About 10 months ago I wrote about how Stanislaus County had been awarded state funding to install traffic lights at an intersection where six people died after an Amtrak train slammed into their sport utility vehicle in 2007.
The accident happened where Claribel Road crosses Terminal Avenue and the BNSF railroad tracks near Riverbank. And as in many fatal accidents, the families of those killed filed lawsuits in federal court against several parties, including the county and Amtrak.
As part of the story about the traffic lights, I included that the county had settled with the families in January 2011 for $1.15 million. But I could not find any Bee story on whether Amtrak had settled, nor could I find anything when I checked online court records.
So I called Amtrak. A spokeswoman said I would have to file a Freedom of Information Act request for that information.
I filed my request Oct. 4. More than 10 months later, on Aug. 16, Amtrak responded:
"The information you are seeking is considered commercially sensitive and is being withheld pursuant to the commercial privilege of exemption 5 of the FOIA.
"Disclosure of such information would impair Amtrak's ability to negotiate in any future settlement negotiations."
I don't have a problem when businesses won't say how much they paid to settle a lawsuit because it's their money; it didn't come from the taxpayers.
Congress created Amtrak aka the National Railroad Passenger Corp. more than 40 years ago. Its board members are nominated by the president and confirmed by the Senate. It is supposed to operate as a for-profit company but relies on federal funding.
Of course, Amtrak's letter said I can appeal its decision. Any bets on how long it would take Amtrak to get back to me?

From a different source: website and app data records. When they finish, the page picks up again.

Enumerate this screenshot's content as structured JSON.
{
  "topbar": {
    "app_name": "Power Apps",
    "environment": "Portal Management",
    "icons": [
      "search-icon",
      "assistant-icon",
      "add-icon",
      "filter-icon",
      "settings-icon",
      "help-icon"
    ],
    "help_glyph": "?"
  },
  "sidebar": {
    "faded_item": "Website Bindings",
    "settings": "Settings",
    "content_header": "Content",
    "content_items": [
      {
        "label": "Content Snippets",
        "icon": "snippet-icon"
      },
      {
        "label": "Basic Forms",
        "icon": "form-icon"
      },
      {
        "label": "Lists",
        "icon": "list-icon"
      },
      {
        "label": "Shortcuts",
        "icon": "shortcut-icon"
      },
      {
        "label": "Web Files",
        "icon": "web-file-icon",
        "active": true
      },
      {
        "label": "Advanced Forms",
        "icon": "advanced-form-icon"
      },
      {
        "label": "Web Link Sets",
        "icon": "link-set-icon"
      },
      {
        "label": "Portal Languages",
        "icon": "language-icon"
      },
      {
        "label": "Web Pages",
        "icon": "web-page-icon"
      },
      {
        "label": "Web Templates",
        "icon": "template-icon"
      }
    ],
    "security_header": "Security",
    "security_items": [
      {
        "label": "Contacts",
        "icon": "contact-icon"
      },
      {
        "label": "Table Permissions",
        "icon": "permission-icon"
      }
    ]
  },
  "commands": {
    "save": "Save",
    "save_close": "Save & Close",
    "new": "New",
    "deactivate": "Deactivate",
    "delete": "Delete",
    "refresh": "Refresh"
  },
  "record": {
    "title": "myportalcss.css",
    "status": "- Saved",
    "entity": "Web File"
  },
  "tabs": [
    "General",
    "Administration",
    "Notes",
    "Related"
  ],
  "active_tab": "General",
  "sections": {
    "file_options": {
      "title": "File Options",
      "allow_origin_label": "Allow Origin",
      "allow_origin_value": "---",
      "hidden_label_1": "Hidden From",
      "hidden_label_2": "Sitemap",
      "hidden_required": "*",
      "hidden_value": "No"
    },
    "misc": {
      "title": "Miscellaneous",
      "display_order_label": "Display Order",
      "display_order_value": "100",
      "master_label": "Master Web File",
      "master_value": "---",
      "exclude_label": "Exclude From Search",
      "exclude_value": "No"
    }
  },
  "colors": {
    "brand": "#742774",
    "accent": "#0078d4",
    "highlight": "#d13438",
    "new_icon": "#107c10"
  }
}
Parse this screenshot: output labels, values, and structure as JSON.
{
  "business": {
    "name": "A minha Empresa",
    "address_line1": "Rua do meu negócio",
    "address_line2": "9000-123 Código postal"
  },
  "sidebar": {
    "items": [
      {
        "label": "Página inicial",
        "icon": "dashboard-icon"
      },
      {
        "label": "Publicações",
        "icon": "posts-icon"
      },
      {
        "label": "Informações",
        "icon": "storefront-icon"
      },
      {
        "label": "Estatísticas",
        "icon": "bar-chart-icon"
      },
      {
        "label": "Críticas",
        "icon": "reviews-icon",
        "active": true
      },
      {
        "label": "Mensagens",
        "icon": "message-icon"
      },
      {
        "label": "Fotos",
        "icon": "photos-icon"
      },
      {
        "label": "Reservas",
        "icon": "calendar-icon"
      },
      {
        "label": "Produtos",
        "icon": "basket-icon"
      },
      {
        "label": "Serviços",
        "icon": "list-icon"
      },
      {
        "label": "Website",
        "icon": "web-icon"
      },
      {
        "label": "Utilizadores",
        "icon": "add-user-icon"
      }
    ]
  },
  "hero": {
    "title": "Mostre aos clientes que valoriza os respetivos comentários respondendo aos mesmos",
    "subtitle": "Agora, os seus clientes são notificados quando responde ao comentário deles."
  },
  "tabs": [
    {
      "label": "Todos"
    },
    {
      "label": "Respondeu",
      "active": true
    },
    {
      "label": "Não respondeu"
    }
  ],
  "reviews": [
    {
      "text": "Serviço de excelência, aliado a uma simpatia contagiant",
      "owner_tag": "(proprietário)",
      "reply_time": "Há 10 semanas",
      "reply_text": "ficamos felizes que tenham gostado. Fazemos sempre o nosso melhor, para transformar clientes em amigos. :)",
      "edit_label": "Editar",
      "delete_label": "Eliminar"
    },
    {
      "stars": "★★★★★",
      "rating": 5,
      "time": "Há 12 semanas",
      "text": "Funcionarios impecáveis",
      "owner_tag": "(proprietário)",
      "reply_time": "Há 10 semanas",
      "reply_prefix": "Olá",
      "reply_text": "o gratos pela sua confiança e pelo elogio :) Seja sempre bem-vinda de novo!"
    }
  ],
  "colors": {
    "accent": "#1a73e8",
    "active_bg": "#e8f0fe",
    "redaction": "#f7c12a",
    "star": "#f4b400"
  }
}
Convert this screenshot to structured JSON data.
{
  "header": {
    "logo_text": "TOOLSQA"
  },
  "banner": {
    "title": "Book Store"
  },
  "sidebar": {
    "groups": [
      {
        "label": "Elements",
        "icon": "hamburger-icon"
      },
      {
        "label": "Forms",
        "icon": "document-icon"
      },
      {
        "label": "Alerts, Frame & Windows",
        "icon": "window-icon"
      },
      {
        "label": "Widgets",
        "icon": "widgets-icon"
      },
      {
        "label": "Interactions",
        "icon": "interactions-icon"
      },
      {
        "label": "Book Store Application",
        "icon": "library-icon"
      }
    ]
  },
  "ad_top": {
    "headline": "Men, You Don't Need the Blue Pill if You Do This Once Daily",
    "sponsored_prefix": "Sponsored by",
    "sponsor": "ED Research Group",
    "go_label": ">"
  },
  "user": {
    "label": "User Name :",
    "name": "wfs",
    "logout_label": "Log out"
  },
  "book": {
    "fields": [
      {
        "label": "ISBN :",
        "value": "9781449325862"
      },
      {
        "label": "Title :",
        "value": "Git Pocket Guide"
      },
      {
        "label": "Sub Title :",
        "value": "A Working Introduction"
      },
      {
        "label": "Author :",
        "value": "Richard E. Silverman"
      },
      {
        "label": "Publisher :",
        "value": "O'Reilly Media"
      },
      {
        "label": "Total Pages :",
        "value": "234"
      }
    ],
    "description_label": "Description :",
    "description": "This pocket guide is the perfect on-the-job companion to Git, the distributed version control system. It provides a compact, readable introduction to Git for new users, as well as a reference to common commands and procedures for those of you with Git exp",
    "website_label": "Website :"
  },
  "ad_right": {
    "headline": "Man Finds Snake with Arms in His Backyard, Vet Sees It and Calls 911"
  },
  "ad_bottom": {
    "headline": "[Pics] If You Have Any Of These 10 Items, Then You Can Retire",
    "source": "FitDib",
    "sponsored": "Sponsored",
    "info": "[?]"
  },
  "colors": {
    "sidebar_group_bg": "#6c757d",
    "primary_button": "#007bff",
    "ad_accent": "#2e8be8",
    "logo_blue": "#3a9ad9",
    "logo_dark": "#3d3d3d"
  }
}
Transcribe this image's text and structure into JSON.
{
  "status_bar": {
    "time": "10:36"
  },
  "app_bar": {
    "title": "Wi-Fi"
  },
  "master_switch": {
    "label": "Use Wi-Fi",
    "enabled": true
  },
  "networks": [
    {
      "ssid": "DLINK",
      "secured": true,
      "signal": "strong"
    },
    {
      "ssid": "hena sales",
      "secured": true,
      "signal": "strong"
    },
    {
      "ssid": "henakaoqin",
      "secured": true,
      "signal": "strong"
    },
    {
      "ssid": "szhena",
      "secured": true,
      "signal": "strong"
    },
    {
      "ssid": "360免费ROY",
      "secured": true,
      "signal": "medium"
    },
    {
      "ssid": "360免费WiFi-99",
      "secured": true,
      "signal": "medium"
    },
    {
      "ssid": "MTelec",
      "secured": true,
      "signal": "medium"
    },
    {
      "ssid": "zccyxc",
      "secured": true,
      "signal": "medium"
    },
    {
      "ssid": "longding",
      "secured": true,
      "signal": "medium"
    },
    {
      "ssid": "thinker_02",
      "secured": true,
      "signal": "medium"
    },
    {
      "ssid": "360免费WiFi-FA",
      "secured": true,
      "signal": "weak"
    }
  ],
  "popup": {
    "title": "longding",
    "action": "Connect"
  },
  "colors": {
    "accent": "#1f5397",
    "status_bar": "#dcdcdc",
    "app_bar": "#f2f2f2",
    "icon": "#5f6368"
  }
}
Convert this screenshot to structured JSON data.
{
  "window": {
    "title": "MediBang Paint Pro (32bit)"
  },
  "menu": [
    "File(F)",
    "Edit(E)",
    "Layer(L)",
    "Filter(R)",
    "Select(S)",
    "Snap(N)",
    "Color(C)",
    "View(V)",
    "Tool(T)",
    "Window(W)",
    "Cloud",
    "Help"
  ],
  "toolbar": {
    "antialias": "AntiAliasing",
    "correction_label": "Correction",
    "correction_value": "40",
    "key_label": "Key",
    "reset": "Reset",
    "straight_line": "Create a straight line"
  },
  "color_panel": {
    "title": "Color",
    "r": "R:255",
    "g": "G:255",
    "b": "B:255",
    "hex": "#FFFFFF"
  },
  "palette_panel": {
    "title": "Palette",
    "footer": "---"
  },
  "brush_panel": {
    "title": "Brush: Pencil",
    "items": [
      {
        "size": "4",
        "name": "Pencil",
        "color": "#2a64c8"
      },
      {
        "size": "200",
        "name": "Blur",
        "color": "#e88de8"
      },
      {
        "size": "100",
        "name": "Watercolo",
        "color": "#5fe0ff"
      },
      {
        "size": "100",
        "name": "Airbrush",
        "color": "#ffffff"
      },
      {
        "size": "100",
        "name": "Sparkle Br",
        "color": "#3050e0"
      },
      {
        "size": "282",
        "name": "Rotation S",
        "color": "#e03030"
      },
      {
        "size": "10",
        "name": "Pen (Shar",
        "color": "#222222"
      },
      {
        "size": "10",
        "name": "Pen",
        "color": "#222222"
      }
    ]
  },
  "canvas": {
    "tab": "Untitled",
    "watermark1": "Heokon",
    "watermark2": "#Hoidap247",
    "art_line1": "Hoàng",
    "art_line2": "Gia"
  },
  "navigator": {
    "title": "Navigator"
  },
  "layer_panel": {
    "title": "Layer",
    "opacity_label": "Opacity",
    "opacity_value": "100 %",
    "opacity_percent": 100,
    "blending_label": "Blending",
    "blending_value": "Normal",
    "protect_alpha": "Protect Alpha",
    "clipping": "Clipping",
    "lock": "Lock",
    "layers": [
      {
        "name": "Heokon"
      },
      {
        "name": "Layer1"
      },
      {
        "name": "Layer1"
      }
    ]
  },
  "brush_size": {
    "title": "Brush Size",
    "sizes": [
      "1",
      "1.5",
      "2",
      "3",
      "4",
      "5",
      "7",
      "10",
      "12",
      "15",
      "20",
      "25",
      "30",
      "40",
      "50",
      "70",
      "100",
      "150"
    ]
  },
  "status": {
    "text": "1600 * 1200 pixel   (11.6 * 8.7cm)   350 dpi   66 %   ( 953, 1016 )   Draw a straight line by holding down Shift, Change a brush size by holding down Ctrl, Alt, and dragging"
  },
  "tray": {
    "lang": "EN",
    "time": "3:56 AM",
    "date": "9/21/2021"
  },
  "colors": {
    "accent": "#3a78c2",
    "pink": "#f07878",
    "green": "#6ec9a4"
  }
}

Bee staff writer Kevin Valine can be reached at firstname.lastname@example.org or (209) 578-2316.